If you plan to make the most of the Oktoberfest, along with the Bavarian hospitality you also have access to the services of the Indian diaspora settled in Munich. Though the Indian community in Munich is smaller than in other major European destinations, it does offer enough of a desi connect to satisfy your needs. The ISKCON temple at Munich observes all major rituals and welcomes everyone to their Sunday feasts. It’s not unusual to find Germans, dressed in saris and dhotis, engrossed in the bhajans. The Art of Living centre offers yoga and meditation programmes and discourses on various spiritual topics. The atmosphere at the Gurdwara Sri Guru Nanak Sabha is similarly said to be peaceful and accommodating of people of all faiths. They even organise guided tours for the benefit of the non-Sikhs who are curious to learn more about the religion. Their langar is not to be missed.

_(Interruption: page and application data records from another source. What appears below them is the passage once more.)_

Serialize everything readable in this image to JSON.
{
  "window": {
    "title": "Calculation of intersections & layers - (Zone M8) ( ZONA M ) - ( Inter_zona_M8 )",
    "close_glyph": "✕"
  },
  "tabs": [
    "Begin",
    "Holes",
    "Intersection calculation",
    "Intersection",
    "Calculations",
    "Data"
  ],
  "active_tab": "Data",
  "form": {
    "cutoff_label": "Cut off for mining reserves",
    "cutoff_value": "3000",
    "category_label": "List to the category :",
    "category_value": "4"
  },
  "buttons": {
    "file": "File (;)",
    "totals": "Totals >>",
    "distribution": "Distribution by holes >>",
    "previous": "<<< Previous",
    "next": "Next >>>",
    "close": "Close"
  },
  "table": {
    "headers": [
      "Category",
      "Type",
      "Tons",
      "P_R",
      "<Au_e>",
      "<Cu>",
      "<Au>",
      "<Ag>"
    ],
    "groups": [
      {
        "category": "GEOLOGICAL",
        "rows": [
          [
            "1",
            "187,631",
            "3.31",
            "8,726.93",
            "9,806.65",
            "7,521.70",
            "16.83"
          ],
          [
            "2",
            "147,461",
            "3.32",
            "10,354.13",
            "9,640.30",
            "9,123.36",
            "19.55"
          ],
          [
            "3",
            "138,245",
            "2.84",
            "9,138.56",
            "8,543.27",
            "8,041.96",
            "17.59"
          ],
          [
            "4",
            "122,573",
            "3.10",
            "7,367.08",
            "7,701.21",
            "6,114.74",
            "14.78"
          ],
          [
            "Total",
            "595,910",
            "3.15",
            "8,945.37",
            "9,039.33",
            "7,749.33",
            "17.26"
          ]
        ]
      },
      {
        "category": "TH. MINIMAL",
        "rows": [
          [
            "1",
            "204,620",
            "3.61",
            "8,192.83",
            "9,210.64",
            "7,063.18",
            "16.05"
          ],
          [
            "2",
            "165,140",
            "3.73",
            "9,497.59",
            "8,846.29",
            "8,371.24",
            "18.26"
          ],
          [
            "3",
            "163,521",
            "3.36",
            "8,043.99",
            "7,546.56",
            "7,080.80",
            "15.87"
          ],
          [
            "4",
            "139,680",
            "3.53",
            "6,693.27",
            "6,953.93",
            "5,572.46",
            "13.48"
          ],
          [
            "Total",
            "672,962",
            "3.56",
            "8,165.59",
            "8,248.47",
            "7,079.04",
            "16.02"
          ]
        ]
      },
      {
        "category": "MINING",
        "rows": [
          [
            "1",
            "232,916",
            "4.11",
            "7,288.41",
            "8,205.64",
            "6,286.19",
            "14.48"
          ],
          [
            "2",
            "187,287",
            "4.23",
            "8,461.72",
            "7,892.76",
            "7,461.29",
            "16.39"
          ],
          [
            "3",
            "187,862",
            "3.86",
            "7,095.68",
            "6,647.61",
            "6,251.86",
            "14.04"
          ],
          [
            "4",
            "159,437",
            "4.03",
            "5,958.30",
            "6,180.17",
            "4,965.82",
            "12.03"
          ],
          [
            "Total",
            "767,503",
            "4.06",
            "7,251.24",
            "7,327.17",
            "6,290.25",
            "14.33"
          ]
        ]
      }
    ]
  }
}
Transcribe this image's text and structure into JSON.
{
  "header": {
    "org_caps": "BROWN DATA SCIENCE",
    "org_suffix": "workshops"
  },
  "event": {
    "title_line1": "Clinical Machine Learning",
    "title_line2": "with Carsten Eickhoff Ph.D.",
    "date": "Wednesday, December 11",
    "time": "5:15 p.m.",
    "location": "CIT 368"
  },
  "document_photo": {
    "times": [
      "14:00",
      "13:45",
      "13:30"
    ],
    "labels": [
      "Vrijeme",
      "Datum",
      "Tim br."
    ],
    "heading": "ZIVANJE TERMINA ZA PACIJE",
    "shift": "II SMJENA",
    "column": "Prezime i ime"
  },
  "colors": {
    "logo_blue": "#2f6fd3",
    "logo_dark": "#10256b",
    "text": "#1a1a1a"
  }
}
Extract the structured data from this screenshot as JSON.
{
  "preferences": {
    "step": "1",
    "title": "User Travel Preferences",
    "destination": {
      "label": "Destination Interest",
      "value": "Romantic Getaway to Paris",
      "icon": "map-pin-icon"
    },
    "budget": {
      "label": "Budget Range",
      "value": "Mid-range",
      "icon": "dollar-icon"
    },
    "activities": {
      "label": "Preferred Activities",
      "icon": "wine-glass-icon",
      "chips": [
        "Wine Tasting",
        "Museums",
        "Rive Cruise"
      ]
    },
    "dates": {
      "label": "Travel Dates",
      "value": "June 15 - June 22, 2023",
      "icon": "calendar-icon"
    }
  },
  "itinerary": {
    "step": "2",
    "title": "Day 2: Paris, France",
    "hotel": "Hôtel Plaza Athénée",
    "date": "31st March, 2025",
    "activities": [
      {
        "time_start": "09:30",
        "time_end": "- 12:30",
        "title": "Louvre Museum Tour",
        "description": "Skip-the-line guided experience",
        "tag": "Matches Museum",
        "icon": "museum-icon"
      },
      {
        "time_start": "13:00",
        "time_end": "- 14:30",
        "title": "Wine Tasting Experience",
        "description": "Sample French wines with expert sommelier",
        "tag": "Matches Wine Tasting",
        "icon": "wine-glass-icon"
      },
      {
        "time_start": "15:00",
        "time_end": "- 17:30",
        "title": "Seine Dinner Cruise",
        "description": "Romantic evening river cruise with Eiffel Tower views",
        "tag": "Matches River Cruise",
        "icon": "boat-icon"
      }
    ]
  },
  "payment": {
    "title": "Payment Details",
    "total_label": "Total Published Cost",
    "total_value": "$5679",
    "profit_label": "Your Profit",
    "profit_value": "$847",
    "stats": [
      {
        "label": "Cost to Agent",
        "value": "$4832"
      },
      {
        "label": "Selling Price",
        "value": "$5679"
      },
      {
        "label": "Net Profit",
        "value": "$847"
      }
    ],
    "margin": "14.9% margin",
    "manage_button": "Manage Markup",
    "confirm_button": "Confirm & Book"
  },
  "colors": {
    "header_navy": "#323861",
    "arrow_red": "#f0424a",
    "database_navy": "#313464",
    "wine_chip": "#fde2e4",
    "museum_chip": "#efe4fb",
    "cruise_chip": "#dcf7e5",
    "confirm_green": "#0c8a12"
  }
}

There are more options that’ll help make your stay more comfortable. Some Indian grocery stores in the city stock all kinds of Indian spices and condiments. In some, like Asien Bazar, you can even bargain in Hindi! Once or twice a month, Indian film screenings do take place in the cinema halls, but the best way to catch up on developments in Indian cinema is to rent video cassettes and VCDs. Kohinoor sells a wide range of Bollywood VCDs, whereas Kumaras Asean Trades sells Tamil cassettes. The local population of Munich, and indeed most Germans too, are largely enamoured by Bollywood. Workshops on Bollywood dance are quite popular, as are Bollywood-themed events like DJ nights and dance parties.

The most attractive time to visit is during the Oktoberfest, but if you can brave the weather, Munich during Christmas is also a sight to behold. You can book your tickets here.

Thanks to the efforts of the Indian diaspora abroad, even lesser-known European destinations offer a satisfying desi connect to the proud Indian traveller. Lufthansa, which offers connectivity to Lisbon and Munich, caters to its Indian flyers’ priorities and understands how proud they are of their culture. In all its India-bound flights and flights departing from India, flyers can expect a greeting of Namaste by an all-Indian crew, Indian food, and popular Indian in-flight entertainment options, making the airline More Indian than You Think. And as the video shows, India’s culture and hospitality have been internalised by Lufthansa to the extent that they now offer a definitive Indian flying experience.

Play

This article was produced by the Scroll marketing team on behalf of Lufthansa as part of their More Indian Than You Think initiative and not by the Scroll editorial team.